Watertown-- Leadership in today’s society is still unfortunately categorized and scrutinized by gender. The data on catalyst.org revealed trends from 1995 to 2011. One can see the promising change over the years, as the number of women in leadership roles continues to climb. According to research data women that held a seat on a fortune 500 board rose from 9.6% in 1995 to 16.1% in 2011.
While the percentage of Executive Officer positions held by women increased slightly from 2009 at 13.5% to 14.1% in 2011. Another slow increase was the statistical data, which showed that from 2001 to 2011, the percentage of women in managerial, professional and related positions only increased by 2.1%. Nonetheless, the figures reflect the equal amount of women in professional and management roles, as women in these roles make up 51.4% as of 2011, a little more than the number of men in these roles.

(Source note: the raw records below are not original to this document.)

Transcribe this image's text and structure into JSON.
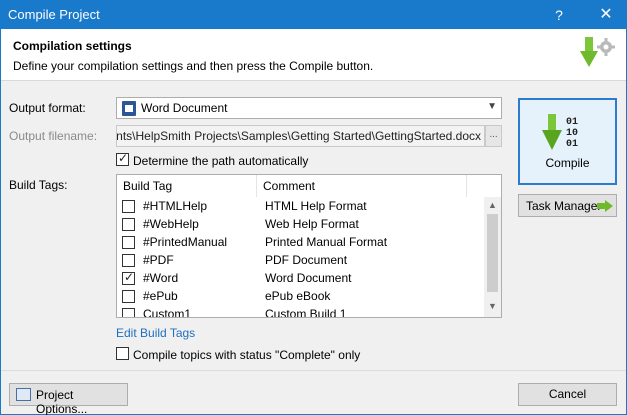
{
  "window": {
    "title": "Compile Project",
    "help_glyph": "?",
    "close_glyph": "✕"
  },
  "header": {
    "title": "Compilation settings",
    "subtitle": "Define your compilation settings and then press the Compile button."
  },
  "output_format": {
    "label": "Output format:",
    "value": "Word Document"
  },
  "output_filename": {
    "label": "Output filename:",
    "value": "ocuments\\HelpSmith Projects\\Samples\\Getting Started\\GettingStarted.docx",
    "browse_label": "..."
  },
  "determine_path": {
    "label": "Determine the path automatically",
    "checked": true
  },
  "build_tags": {
    "label": "Build Tags:",
    "columns": [
      "Build Tag",
      "Comment"
    ],
    "rows": [
      {
        "tag": "#HTMLHelp",
        "comment": "HTML Help Format",
        "checked": false
      },
      {
        "tag": "#WebHelp",
        "comment": "Web Help Format",
        "checked": false
      },
      {
        "tag": "#PrintedManual",
        "comment": "Printed Manual Format",
        "checked": false
      },
      {
        "tag": "#PDF",
        "comment": "PDF Document",
        "checked": false
      },
      {
        "tag": "#Word",
        "comment": "Word Document",
        "checked": true
      },
      {
        "tag": "#ePub",
        "comment": "ePub eBook",
        "checked": false
      },
      {
        "tag": "Custom1",
        "comment": "Custom Build 1",
        "checked": false
      }
    ],
    "edit_link": "Edit Build Tags"
  },
  "compile_status": {
    "label": "Compile topics with status \"Complete\" only",
    "checked": false
  },
  "buttons": {
    "compile": "Compile",
    "task_manager": "Task Manager",
    "project_options": "Project Options...",
    "cancel": "Cancel"
  },
  "icons": {
    "header": "compile-gear-icon",
    "compile": "binary-download-icon",
    "task_manager": "green-arrow-right-icon",
    "project_options": "project-options-icon",
    "format": "word-document-icon"
  },
  "colors": {
    "titlebar": "#1979ca",
    "link": "#1f6fbf",
    "accent_green": "#6fba2c"
  }
}
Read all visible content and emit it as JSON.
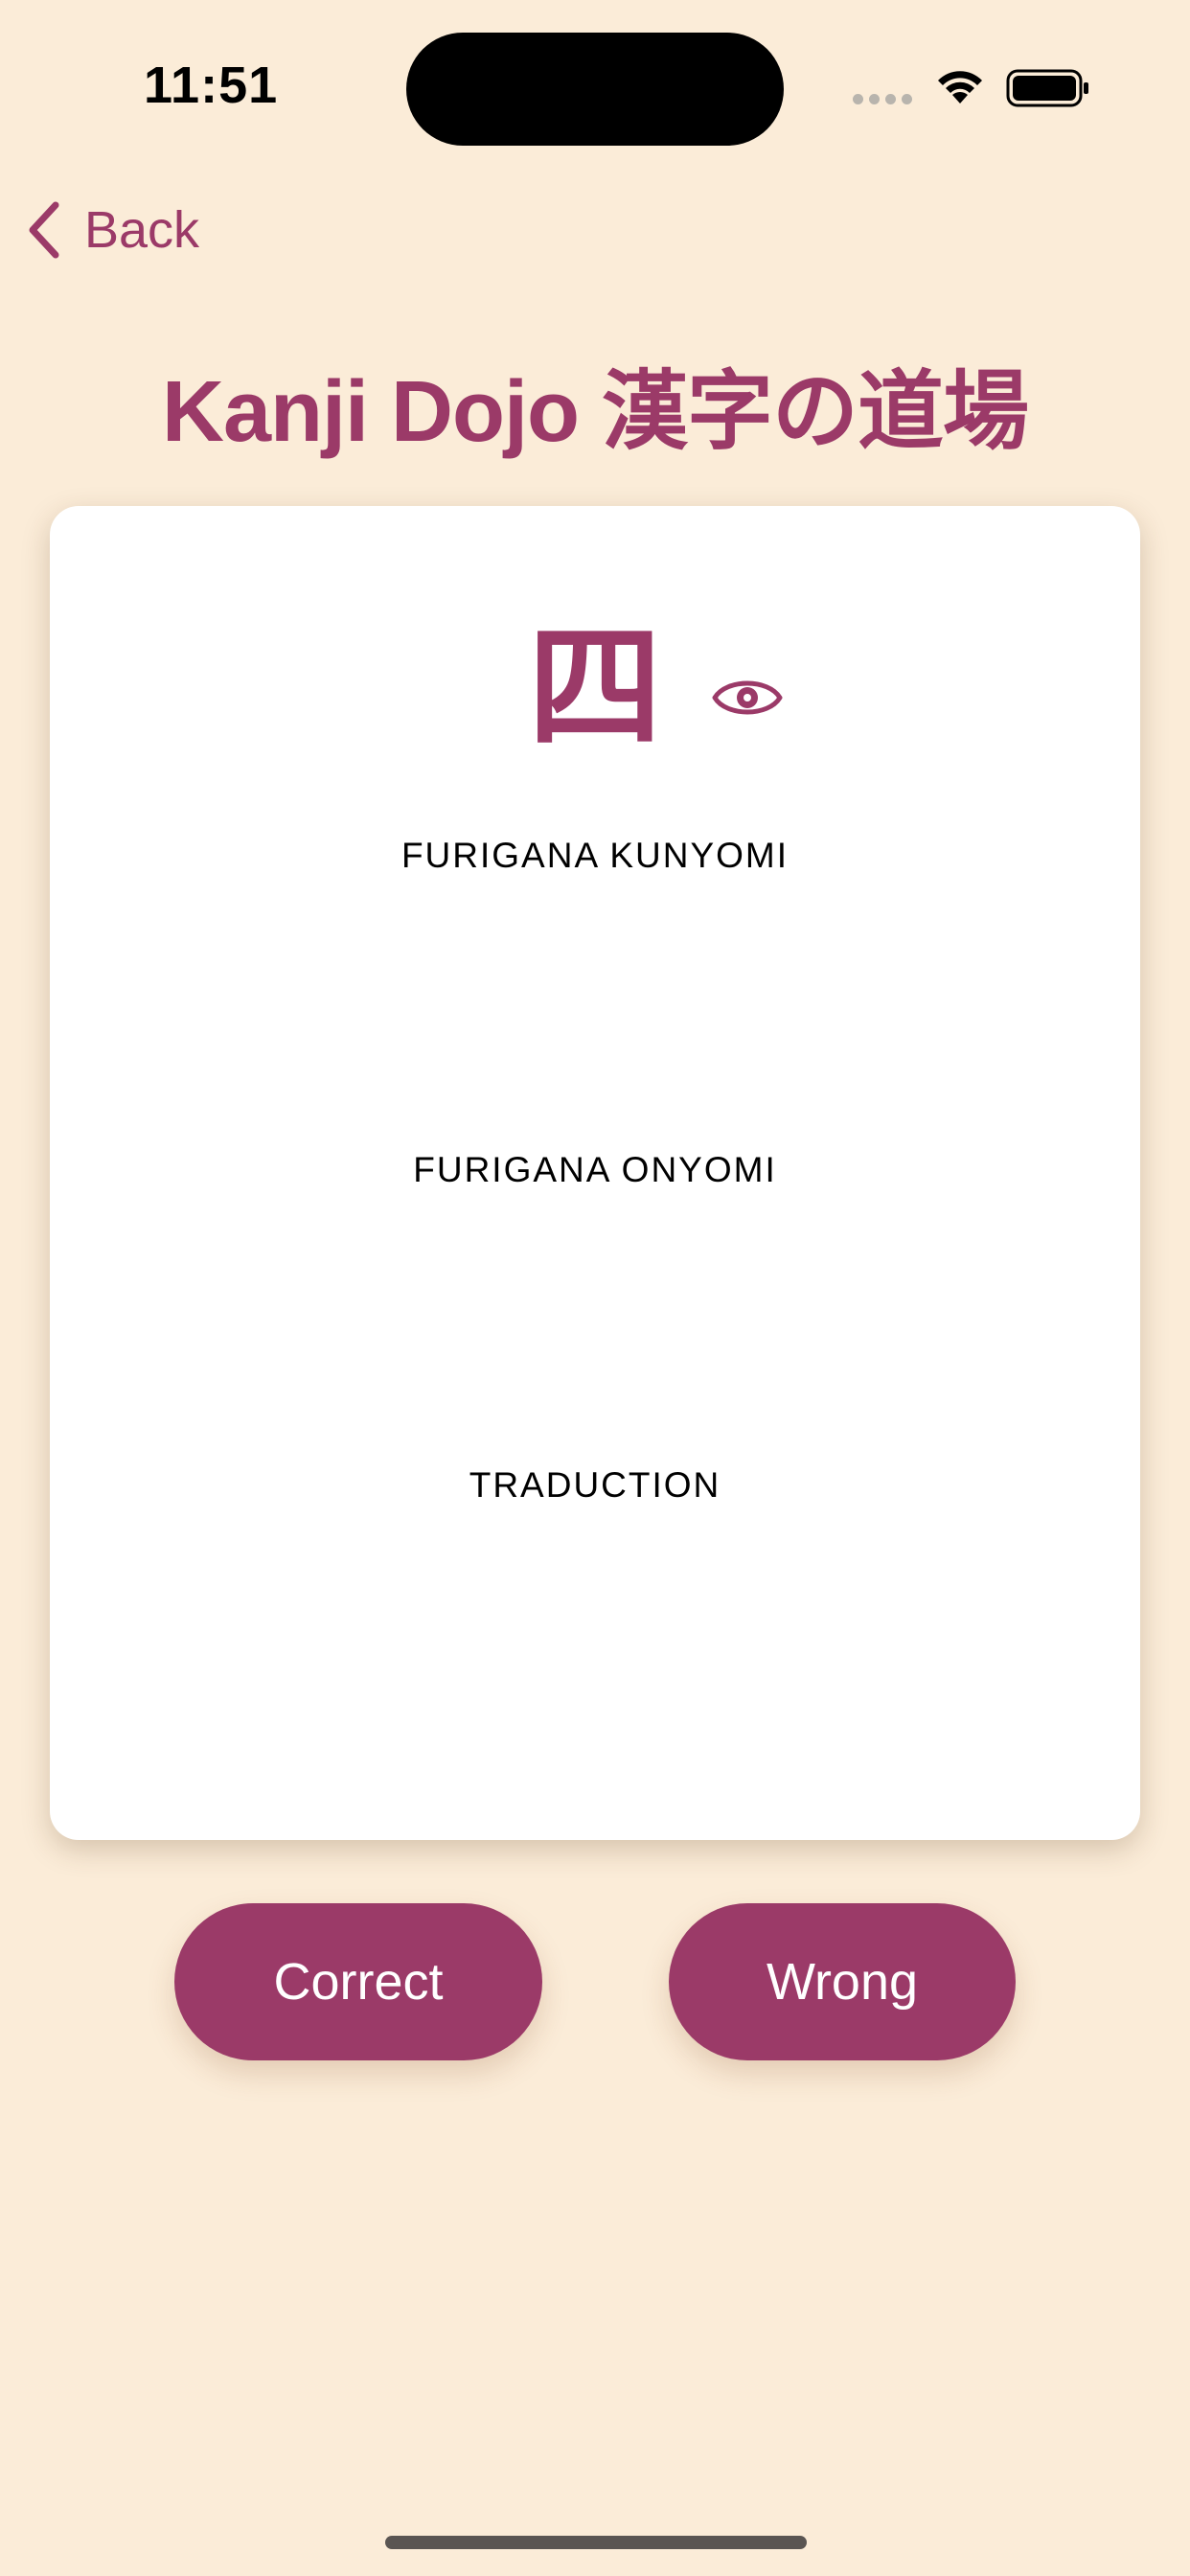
{
  "status_bar": {
    "time": "11:51"
  },
  "nav": {
    "back_label": "Back"
  },
  "header": {
    "title": "Kanji Dojo 漢字の道場"
  },
  "card": {
    "kanji": "四",
    "kunyomi_label": "FURIGANA KUNYOMI",
    "onyomi_label": "FURIGANA ONYOMI",
    "translation_label": "TRADUCTION"
  },
  "actions": {
    "correct_label": "Correct",
    "wrong_label": "Wrong"
  },
  "icons": {
    "back": "chevron-left-icon",
    "reveal": "eye-icon",
    "wifi": "wifi-icon",
    "battery": "battery-icon"
  },
  "colors": {
    "background": "#FBECD8",
    "accent": "#9B3A68",
    "card": "#FFFFFF"
  }
}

According to the Australian Bureau of Statistics Universities now have 1 out of 5 women studying business and commerce. Australian statistics show that 57% of Australian women have higher educations. This percentage is close to the U.S. statistic that reflects 51.4% of women in managerial or some sort of professional field of employment.

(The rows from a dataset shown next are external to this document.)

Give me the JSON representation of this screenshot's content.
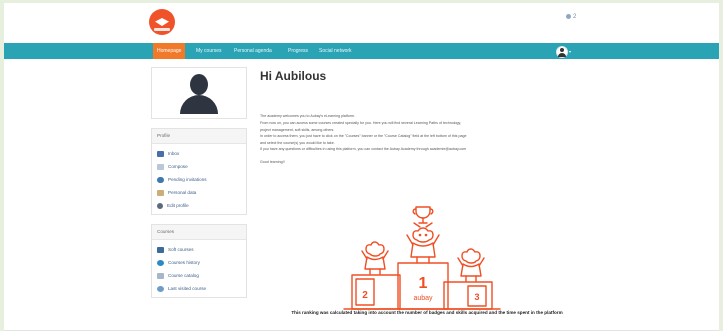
{
  "header": {
    "user_badge": "2"
  },
  "nav": {
    "items": [
      {
        "label": "Homepage",
        "active": true
      },
      {
        "label": "My courses",
        "active": false
      },
      {
        "label": "Personal agenda",
        "active": false
      },
      {
        "label": "Progress",
        "active": false
      },
      {
        "label": "Social network",
        "active": false
      }
    ],
    "colors": {
      "bar": "#2aa3b4",
      "active": "#f07a2a"
    }
  },
  "sidebar": {
    "profile": {
      "title": "Profile",
      "items": [
        {
          "label": "Inbox",
          "icon": "inbox-icon"
        },
        {
          "label": "Compose",
          "icon": "compose-icon"
        },
        {
          "label": "Pending invitations",
          "icon": "pending-invitations-icon"
        },
        {
          "label": "Personal data",
          "icon": "personal-data-icon"
        },
        {
          "label": "Edit profile",
          "icon": "edit-profile-icon"
        }
      ]
    },
    "courses": {
      "title": "Courses",
      "items": [
        {
          "label": "Soft courses",
          "icon": "soft-courses-icon"
        },
        {
          "label": "Courses history",
          "icon": "courses-history-icon"
        },
        {
          "label": "Course catalog",
          "icon": "course-catalog-icon"
        },
        {
          "label": "Last visited course",
          "icon": "last-visited-course-icon"
        }
      ]
    }
  },
  "main": {
    "greeting": "Hi Aubilous",
    "p1_lines": [
      "The academy welcomes you to Aubay's eLearning platform.",
      "From now on, you can access some courses created specially for you. Here you will find several Learning Paths of technology,",
      "project management, soft skills, among others.",
      "In order to access them, you just have to click on the \"Courses\" banner or the \"Course Catalog\" field at the left bottom of this page",
      "and select the course(s) you would like to take."
    ],
    "p2": "If you have any questions or difficulties in using this platform, you can contact the Aubay Academy through academie@aubay.com",
    "p3": "Good learning!!",
    "podium": {
      "first": "1",
      "second": "2",
      "third": "3",
      "brand": "aubay",
      "color": "#f04e23"
    },
    "caption": "This ranking was calculated taking into account the number of badges and skills acquired and the time spent in the platform"
  }
}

ABC50 reached out to the largest women’s organization in the world. It is none other than the Relief Society, a Mormon religious organization on a mission to empower women in the LDS church. According to the Relief Society there are three main responsibilities and goals the organization of 5.5-6 million LDS female members worldwide.
· Increase faith and personal righteousness

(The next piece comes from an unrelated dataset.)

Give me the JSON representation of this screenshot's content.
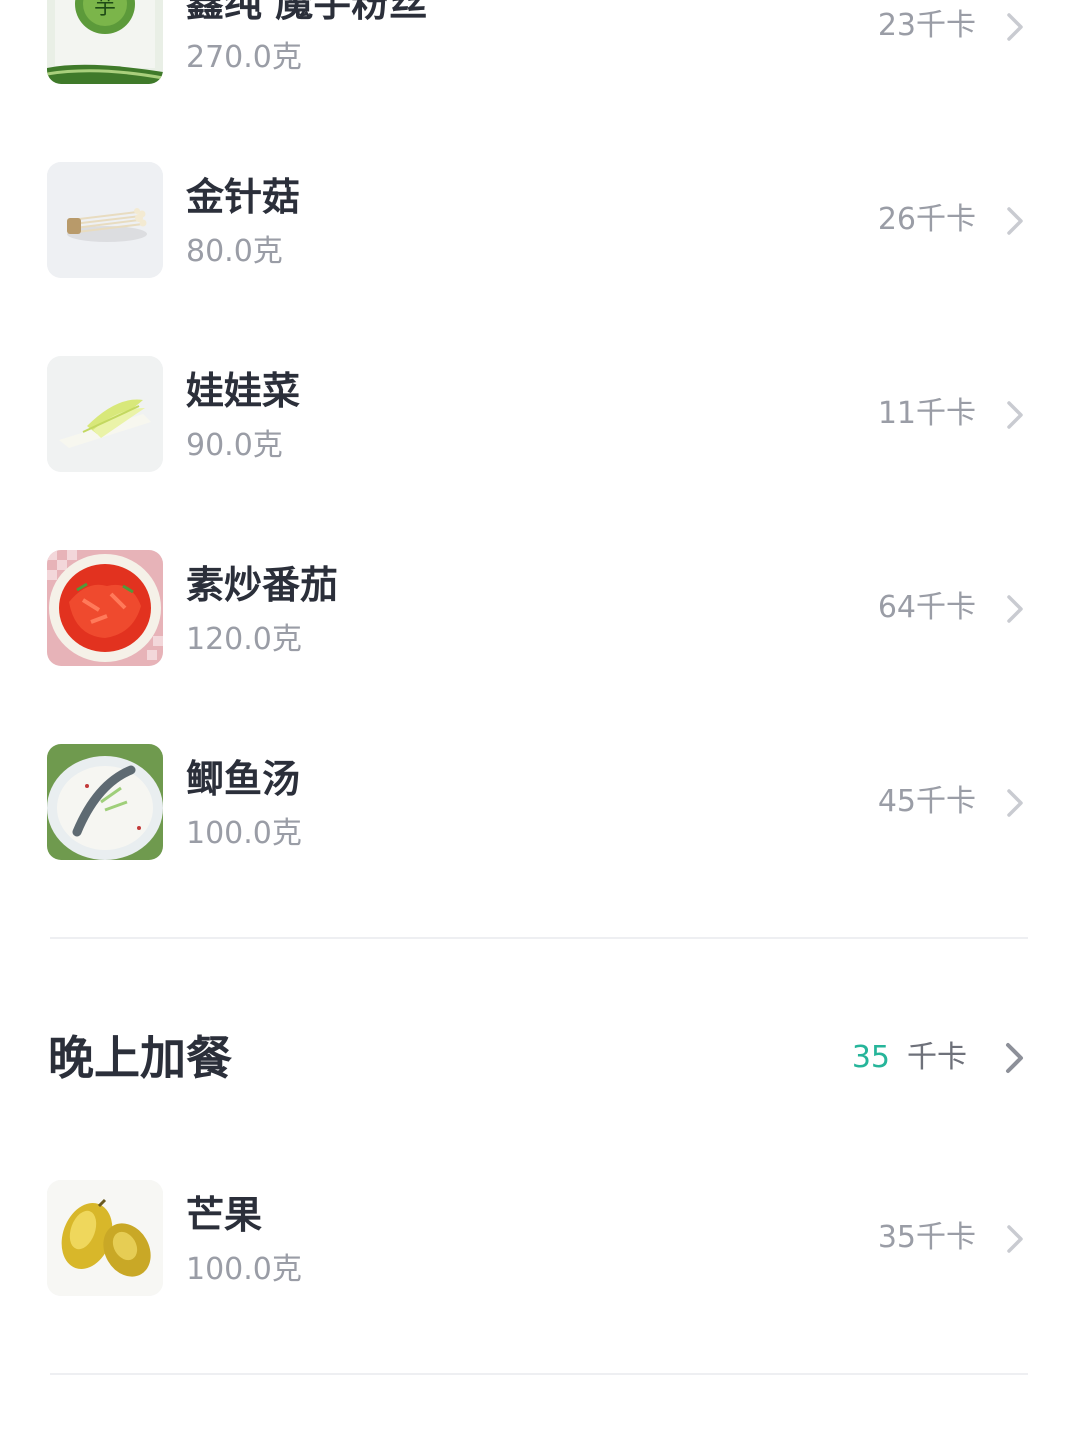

· Strengthen families and homes
· Seek out and help those in need
As of this year, the Relief Society celebrated 170 years of being an organization. Whether it is a religiously based organization or analyzing the economy and employment position trends, it appears that the number of women in leadership is strengthening. According to the United States Department of Labor, “U.S. Population is becoming larger and more diverse”- 69% of college students are women, while 62% are men and 60% of the work force are made up of women.